Task objective
Every record below is to be reproduced exactly.

*-*-*

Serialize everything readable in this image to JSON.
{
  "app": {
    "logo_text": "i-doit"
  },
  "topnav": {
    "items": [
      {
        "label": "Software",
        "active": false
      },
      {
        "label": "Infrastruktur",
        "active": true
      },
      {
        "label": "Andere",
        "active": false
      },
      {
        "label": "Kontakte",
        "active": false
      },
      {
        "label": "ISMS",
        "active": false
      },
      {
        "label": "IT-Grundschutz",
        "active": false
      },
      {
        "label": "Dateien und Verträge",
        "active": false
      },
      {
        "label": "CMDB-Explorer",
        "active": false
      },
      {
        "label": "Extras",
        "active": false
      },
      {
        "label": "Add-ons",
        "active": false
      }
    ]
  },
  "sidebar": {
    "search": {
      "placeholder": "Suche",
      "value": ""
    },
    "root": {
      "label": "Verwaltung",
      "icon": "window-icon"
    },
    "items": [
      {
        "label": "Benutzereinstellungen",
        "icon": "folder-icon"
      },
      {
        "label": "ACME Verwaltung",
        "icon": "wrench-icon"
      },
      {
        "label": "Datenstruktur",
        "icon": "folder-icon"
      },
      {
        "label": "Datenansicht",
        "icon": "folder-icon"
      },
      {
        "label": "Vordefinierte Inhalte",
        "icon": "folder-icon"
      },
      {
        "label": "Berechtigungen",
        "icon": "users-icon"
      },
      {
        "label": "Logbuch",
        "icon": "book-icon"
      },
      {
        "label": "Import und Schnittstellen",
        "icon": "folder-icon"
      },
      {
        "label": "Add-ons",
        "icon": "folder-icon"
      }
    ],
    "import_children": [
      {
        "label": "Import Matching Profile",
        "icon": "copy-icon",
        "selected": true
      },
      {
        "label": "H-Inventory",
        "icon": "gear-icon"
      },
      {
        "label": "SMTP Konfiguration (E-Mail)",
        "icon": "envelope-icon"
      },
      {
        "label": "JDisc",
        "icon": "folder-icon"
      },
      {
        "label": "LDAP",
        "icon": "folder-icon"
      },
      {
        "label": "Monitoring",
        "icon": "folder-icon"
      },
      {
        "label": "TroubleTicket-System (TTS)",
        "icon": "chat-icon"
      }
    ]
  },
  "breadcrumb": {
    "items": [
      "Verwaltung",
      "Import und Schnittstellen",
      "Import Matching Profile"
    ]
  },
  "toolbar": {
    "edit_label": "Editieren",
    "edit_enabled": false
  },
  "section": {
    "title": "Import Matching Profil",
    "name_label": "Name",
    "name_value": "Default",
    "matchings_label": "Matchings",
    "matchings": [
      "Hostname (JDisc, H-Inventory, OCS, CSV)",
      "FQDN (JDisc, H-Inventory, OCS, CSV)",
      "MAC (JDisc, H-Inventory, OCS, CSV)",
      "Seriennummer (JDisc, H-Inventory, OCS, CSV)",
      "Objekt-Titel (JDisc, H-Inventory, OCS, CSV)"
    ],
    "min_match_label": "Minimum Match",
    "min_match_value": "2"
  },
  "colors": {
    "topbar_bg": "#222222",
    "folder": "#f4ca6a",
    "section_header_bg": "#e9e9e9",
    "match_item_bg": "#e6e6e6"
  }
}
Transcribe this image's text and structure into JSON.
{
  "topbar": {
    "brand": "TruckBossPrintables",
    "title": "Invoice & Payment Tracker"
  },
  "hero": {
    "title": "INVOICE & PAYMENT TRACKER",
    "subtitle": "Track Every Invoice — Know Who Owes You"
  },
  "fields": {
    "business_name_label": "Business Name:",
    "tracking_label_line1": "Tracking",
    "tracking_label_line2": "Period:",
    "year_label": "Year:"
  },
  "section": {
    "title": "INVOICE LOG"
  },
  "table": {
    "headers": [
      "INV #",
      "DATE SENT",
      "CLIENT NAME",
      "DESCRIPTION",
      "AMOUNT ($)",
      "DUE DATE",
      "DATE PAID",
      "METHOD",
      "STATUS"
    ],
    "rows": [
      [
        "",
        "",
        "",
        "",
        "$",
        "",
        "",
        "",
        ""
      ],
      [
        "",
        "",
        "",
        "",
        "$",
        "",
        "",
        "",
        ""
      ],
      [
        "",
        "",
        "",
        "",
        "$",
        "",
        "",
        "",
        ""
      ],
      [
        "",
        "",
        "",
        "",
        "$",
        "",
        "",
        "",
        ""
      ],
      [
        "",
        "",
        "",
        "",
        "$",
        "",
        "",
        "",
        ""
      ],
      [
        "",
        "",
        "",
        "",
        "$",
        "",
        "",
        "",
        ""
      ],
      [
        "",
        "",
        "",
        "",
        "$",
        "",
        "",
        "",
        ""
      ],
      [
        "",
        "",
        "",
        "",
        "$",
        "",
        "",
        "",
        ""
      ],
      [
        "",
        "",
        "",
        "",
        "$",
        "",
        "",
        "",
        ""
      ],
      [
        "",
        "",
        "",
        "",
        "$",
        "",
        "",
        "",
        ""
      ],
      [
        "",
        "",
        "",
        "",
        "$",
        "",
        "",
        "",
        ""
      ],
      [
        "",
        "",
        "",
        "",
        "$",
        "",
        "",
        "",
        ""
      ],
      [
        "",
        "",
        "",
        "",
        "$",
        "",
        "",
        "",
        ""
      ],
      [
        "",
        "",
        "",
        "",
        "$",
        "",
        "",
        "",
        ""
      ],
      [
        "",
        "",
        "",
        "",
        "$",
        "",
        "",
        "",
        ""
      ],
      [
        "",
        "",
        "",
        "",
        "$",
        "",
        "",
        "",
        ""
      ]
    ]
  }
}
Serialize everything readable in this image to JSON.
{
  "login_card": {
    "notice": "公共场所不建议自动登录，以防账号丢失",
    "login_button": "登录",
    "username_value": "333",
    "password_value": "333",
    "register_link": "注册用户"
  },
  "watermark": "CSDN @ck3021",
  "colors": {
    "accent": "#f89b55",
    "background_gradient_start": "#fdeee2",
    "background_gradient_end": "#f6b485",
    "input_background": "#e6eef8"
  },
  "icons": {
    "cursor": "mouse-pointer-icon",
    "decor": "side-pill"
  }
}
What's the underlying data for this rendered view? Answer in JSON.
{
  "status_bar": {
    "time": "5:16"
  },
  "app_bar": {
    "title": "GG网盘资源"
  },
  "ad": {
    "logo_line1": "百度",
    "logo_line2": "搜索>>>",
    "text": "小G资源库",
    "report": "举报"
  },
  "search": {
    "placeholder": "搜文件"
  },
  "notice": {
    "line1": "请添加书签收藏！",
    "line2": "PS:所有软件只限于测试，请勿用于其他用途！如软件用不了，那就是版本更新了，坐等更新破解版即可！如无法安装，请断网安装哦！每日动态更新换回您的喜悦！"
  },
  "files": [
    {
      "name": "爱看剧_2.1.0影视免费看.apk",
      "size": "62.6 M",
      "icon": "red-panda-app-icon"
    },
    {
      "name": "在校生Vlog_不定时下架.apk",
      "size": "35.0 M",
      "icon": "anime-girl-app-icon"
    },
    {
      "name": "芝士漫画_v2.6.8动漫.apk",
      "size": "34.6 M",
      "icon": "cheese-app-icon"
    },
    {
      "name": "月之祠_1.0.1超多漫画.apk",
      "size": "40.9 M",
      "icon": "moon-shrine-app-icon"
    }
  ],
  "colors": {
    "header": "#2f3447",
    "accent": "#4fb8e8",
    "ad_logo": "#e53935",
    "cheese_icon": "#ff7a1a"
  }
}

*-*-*

Problem solution
Serialize everything readable in this image to JSON.
{
  "app": {
    "logo_text": "i-doit"
  },
  "topnav": {
    "items": [
      {
        "label": "Software",
        "active": false
      },
      {
        "label": "Infrastruktur",
        "active": true
      },
      {
        "label": "Andere",
        "active": false
      },
      {
        "label": "Kontakte",
        "active": false
      },
      {
        "label": "ISMS",
        "active": false
      },
      {
        "label": "IT-Grundschutz",
        "active": false
      },
      {
        "label": "Dateien und Verträge",
        "active": false
      },
      {
        "label": "CMDB-Explorer",
        "active": false
      },
      {
        "label": "Extras",
        "active": false
      },
      {
        "label": "Add-ons",
        "active": false
      }
    ]
  },
  "sidebar": {
    "search": {
      "placeholder": "Suche",
      "value": ""
    },
    "root": {
      "label": "Verwaltung",
      "icon": "window-icon"
    },
    "items": [
      {
        "label": "Benutzereinstellungen",
        "icon": "folder-icon"
      },
      {
        "label": "ACME Verwaltung",
        "icon": "wrench-icon"
      },
      {
        "label": "Datenstruktur",
        "icon": "folder-icon"
      },
      {
        "label": "Datenansicht",
        "icon": "folder-icon"
      },
      {
        "label": "Vordefinierte Inhalte",
        "icon": "folder-icon"
      },
      {
        "label": "Berechtigungen",
        "icon": "users-icon"
      },
      {
        "label": "Logbuch",
        "icon": "book-icon"
      },
      {
        "label": "Import und Schnittstellen",
        "icon": "folder-icon"
      },
      {
        "label": "Add-ons",
        "icon": "folder-icon"
      }
    ],
    "import_children": [
      {
        "label": "Import Matching Profile",
        "icon": "copy-icon",
        "selected": true
      },
      {
        "label": "H-Inventory",
        "icon": "gear-icon"
      },
      {
        "label": "SMTP Konfiguration (E-Mail)",
        "icon": "envelope-icon"
      },
      {
        "label": "JDisc",
        "icon": "folder-icon"
      },
      {
        "label": "LDAP",
        "icon": "folder-icon"
      },
      {
        "label": "Monitoring",
        "icon": "folder-icon"
      },
      {
        "label": "TroubleTicket-System (TTS)",
        "icon": "chat-icon"
      }
    ]
  },
  "breadcrumb": {
    "items": [
      "Verwaltung",
      "Import und Schnittstellen",
      "Import Matching Profile"
    ]
  },
  "toolbar": {
    "edit_label": "Editieren",
    "edit_enabled": false
  },
  "section": {
    "title": "Import Matching Profil",
    "name_label": "Name",
    "name_value": "Default",
    "matchings_label": "Matchings",
    "matchings": [
      "Hostname (JDisc, H-Inventory, OCS, CSV)",
      "FQDN (JDisc, H-Inventory, OCS, CSV)",
      "MAC (JDisc, H-Inventory, OCS, CSV)",
      "Seriennummer (JDisc, H-Inventory, OCS, CSV)",
      "Objekt-Titel (JDisc, H-Inventory, OCS, CSV)"
    ],
    "min_match_label": "Minimum Match",
    "min_match_value": "2"
  },
  "colors": {
    "topbar_bg": "#222222",
    "folder": "#f4ca6a",
    "section_header_bg": "#e9e9e9",
    "match_item_bg": "#e6e6e6"
  }
}
Transcribe this image's text and structure into JSON.
{
  "topbar": {
    "brand": "TruckBossPrintables",
    "title": "Invoice & Payment Tracker"
  },
  "hero": {
    "title": "INVOICE & PAYMENT TRACKER",
    "subtitle": "Track Every Invoice — Know Who Owes You"
  },
  "fields": {
    "business_name_label": "Business Name:",
    "tracking_label_line1": "Tracking",
    "tracking_label_line2": "Period:",
    "year_label": "Year:"
  },
  "section": {
    "title": "INVOICE LOG"
  },
  "table": {
    "headers": [
      "INV #",
      "DATE SENT",
      "CLIENT NAME",
      "DESCRIPTION",
      "AMOUNT ($)",
      "DUE DATE",
      "DATE PAID",
      "METHOD",
      "STATUS"
    ],
    "rows": [
      [
        "",
        "",
        "",
        "",
        "$",
        "",
        "",
        "",
        ""
      ],
      [
        "",
        "",
        "",
        "",
        "$",
        "",
        "",
        "",
        ""
      ],
      [
        "",
        "",
        "",
        "",
        "$",
        "",
        "",
        "",
        ""
      ],
      [
        "",
        "",
        "",
        "",
        "$",
        "",
        "",
        "",
        ""
      ],
      [
        "",
        "",
        "",
        "",
        "$",
        "",
        "",
        "",
        ""
      ],
      [
        "",
        "",
        "",
        "",
        "$",
        "",
        "",
        "",
        ""
      ],
      [
        "",
        "",
        "",
        "",
        "$",
        "",
        "",
        "",
        ""
      ],
      [
        "",
        "",
        "",
        "",
        "$",
        "",
        "",
        "",
        ""
      ],
      [
        "",
        "",
        "",
        "",
        "$",
        "",
        "",
        "",
        ""
      ],
      [
        "",
        "",
        "",
        "",
        "$",
        "",
        "",
        "",
        ""
      ],
      [
        "",
        "",
        "",
        "",
        "$",
        "",
        "",
        "",
        ""
      ],
      [
        "",
        "",
        "",
        "",
        "$",
        "",
        "",
        "",
        ""
      ],
      [
        "",
        "",
        "",
        "",
        "$",
        "",
        "",
        "",
        ""
      ],
      [
        "",
        "",
        "",
        "",
        "$",
        "",
        "",
        "",
        ""
      ],
      [
        "",
        "",
        "",
        "",
        "$",
        "",
        "",
        "",
        ""
      ],
      [
        "",
        "",
        "",
        "",
        "$",
        "",
        "",
        "",
        ""
      ]
    ]
  }
}
Serialize everything readable in this image to JSON.
{
  "login_card": {
    "notice": "公共场所不建议自动登录，以防账号丢失",
    "login_button": "登录",
    "username_value": "333",
    "password_value": "333",
    "register_link": "注册用户"
  },
  "watermark": "CSDN @ck3021",
  "colors": {
    "accent": "#f89b55",
    "background_gradient_start": "#fdeee2",
    "background_gradient_end": "#f6b485",
    "input_background": "#e6eef8"
  },
  "icons": {
    "cursor": "mouse-pointer-icon",
    "decor": "side-pill"
  }
}
What's the underlying data for this rendered view? Answer in JSON.
{
  "status_bar": {
    "time": "5:16"
  },
  "app_bar": {
    "title": "GG网盘资源"
  },
  "ad": {
    "logo_line1": "百度",
    "logo_line2": "搜索>>>",
    "text": "小G资源库",
    "report": "举报"
  },
  "search": {
    "placeholder": "搜文件"
  },
  "notice": {
    "line1": "请添加书签收藏！",
    "line2": "PS:所有软件只限于测试，请勿用于其他用途！如软件用不了，那就是版本更新了，坐等更新破解版即可！如无法安装，请断网安装哦！每日动态更新换回您的喜悦！"
  },
  "files": [
    {
      "name": "爱看剧_2.1.0影视免费看.apk",
      "size": "62.6 M",
      "icon": "red-panda-app-icon"
    },
    {
      "name": "在校生Vlog_不定时下架.apk",
      "size": "35.0 M",
      "icon": "anime-girl-app-icon"
    },
    {
      "name": "芝士漫画_v2.6.8动漫.apk",
      "size": "34.6 M",
      "icon": "cheese-app-icon"
    },
    {
      "name": "月之祠_1.0.1超多漫画.apk",
      "size": "40.9 M",
      "icon": "moon-shrine-app-icon"
    }
  ],
  "colors": {
    "header": "#2f3447",
    "accent": "#4fb8e8",
    "ad_logo": "#e53935",
    "cheese_icon": "#ff7a1a"
  }
}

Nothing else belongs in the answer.